THE DATA:
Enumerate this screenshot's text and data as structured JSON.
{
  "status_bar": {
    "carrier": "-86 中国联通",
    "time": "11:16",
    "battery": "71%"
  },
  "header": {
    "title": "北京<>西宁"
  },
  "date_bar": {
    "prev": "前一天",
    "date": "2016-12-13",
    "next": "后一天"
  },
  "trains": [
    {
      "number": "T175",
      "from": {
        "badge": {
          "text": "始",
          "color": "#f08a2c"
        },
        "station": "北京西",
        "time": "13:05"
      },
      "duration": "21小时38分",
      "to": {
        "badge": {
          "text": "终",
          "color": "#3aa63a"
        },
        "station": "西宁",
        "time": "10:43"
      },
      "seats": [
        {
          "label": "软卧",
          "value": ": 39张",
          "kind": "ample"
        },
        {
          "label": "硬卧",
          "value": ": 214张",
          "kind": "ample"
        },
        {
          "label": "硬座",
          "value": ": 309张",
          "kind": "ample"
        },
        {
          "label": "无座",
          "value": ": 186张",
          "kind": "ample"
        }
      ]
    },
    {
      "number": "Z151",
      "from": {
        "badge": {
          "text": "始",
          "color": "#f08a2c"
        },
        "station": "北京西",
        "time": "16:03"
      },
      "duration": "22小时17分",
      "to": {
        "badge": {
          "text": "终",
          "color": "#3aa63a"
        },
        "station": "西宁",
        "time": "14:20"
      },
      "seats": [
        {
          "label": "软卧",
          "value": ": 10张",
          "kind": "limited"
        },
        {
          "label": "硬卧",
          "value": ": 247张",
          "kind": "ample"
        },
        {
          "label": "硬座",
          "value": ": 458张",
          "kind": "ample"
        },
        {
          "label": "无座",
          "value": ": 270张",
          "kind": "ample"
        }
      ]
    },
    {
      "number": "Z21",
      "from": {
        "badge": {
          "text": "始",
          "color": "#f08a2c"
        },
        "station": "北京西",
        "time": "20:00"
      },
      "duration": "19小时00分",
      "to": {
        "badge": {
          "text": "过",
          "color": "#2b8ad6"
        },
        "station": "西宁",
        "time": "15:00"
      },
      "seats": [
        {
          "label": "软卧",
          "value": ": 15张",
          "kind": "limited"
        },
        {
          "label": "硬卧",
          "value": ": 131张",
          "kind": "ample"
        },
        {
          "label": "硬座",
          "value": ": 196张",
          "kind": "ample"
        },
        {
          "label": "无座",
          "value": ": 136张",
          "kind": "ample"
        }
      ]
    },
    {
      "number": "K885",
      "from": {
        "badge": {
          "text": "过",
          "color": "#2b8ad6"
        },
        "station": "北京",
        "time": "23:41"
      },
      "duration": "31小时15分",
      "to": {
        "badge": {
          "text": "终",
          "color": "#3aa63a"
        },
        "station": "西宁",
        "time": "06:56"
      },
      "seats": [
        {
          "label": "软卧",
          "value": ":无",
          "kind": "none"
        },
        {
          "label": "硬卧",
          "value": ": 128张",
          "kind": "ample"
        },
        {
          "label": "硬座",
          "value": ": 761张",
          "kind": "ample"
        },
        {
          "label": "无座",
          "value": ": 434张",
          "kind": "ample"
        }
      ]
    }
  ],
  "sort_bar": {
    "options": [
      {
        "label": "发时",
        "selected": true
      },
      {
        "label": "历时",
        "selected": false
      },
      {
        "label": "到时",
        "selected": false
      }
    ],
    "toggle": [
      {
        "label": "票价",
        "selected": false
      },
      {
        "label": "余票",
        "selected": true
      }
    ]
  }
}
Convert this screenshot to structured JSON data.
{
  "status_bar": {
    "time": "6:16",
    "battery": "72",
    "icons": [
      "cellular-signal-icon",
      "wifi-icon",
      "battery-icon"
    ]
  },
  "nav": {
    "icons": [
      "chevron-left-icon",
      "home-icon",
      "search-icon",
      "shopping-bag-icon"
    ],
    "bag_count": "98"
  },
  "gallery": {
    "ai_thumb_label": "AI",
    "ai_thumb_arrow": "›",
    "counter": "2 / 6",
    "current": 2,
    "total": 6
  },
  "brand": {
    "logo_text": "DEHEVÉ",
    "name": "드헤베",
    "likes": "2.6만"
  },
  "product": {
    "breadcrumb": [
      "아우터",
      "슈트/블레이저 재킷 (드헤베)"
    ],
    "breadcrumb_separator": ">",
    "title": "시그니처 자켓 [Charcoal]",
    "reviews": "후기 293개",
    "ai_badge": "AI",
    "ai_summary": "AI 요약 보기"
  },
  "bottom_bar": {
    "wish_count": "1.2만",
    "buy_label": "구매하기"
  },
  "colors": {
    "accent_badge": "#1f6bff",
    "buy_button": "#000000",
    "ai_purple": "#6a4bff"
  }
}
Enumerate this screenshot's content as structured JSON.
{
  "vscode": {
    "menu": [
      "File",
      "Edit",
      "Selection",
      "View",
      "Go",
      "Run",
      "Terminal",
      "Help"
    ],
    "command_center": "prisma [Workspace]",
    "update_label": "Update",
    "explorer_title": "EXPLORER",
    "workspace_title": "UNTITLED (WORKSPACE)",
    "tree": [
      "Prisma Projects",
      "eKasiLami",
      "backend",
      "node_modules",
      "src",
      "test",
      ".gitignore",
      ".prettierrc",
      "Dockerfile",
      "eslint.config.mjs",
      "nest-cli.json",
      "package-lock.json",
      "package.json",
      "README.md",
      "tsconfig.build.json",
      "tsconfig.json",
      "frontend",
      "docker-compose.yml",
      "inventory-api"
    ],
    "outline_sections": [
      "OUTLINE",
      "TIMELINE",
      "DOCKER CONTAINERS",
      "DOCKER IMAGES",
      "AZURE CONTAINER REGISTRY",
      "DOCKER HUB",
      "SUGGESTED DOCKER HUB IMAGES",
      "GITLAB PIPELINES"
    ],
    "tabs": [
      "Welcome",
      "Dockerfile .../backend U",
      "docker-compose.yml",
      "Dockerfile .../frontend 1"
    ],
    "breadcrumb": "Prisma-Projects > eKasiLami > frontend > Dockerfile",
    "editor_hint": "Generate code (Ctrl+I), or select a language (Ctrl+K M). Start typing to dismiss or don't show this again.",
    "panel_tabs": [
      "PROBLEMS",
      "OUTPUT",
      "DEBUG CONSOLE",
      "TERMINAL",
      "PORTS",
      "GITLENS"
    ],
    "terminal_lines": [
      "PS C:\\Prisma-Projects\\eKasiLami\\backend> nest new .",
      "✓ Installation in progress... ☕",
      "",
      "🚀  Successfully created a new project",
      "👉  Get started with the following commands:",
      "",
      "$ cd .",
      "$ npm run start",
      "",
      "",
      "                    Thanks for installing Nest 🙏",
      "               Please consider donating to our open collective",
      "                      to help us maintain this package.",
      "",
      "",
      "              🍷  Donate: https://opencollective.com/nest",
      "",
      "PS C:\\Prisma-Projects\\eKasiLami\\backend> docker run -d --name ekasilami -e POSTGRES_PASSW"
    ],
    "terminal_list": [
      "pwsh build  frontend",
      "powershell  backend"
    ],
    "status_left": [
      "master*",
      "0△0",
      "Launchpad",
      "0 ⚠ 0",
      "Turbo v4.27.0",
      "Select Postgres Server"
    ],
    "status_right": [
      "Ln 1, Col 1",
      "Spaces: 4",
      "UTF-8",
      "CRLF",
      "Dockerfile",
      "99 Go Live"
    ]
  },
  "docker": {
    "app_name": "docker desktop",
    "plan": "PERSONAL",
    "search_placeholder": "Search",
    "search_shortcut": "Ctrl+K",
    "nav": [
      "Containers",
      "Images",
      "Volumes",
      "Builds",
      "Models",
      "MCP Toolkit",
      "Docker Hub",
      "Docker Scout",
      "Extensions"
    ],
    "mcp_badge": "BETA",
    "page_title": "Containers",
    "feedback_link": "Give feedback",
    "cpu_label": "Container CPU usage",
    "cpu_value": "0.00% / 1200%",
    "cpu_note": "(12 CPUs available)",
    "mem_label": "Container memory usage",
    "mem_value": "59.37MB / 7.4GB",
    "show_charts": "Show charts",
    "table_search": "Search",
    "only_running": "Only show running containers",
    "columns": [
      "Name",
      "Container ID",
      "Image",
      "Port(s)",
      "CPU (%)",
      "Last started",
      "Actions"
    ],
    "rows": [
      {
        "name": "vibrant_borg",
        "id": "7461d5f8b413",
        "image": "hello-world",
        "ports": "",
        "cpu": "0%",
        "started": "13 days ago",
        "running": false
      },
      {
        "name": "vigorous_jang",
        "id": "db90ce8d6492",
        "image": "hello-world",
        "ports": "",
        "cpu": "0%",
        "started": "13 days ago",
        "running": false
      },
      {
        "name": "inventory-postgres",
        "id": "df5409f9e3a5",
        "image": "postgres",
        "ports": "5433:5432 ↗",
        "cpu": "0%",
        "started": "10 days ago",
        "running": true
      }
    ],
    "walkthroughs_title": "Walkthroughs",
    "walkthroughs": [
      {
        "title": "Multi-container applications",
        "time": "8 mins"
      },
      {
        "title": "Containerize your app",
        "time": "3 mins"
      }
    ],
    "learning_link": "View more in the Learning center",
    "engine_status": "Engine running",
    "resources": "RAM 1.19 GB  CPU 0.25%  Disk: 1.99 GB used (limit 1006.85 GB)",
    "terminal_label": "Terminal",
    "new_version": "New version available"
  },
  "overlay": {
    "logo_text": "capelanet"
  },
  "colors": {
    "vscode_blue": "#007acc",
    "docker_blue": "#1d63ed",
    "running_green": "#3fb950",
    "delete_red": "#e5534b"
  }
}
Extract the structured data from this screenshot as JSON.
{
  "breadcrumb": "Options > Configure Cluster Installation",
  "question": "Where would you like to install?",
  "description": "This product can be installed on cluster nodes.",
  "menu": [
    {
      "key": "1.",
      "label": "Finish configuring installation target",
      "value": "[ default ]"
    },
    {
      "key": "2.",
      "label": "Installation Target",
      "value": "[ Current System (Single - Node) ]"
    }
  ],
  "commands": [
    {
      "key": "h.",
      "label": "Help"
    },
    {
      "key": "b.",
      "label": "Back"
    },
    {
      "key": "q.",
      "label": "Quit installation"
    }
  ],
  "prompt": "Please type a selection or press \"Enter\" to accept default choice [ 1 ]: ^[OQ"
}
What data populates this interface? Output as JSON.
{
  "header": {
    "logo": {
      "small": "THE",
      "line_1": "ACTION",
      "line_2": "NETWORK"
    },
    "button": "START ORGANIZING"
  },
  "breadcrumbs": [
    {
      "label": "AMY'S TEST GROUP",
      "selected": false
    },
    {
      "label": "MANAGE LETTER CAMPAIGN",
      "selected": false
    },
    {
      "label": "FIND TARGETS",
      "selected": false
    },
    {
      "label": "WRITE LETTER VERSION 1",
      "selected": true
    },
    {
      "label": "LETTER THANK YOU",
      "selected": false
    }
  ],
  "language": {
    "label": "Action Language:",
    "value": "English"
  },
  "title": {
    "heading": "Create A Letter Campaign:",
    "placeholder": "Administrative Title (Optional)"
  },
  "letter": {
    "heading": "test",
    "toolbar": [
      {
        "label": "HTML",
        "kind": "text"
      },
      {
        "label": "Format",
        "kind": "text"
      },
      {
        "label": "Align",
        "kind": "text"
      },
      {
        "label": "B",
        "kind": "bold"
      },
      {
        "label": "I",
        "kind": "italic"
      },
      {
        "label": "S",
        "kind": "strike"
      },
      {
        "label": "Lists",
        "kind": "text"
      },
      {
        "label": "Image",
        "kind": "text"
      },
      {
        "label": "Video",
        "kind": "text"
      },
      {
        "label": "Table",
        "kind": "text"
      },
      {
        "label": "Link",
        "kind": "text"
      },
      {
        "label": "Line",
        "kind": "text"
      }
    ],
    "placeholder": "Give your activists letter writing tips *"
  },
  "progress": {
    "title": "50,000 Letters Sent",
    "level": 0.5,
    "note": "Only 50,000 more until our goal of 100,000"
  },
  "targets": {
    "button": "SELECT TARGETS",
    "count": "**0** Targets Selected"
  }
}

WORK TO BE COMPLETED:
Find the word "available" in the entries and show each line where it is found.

THE COMPLETED TASK:
    "cpu_note": "(12 CPUs available)",
    "new_version": "New version available"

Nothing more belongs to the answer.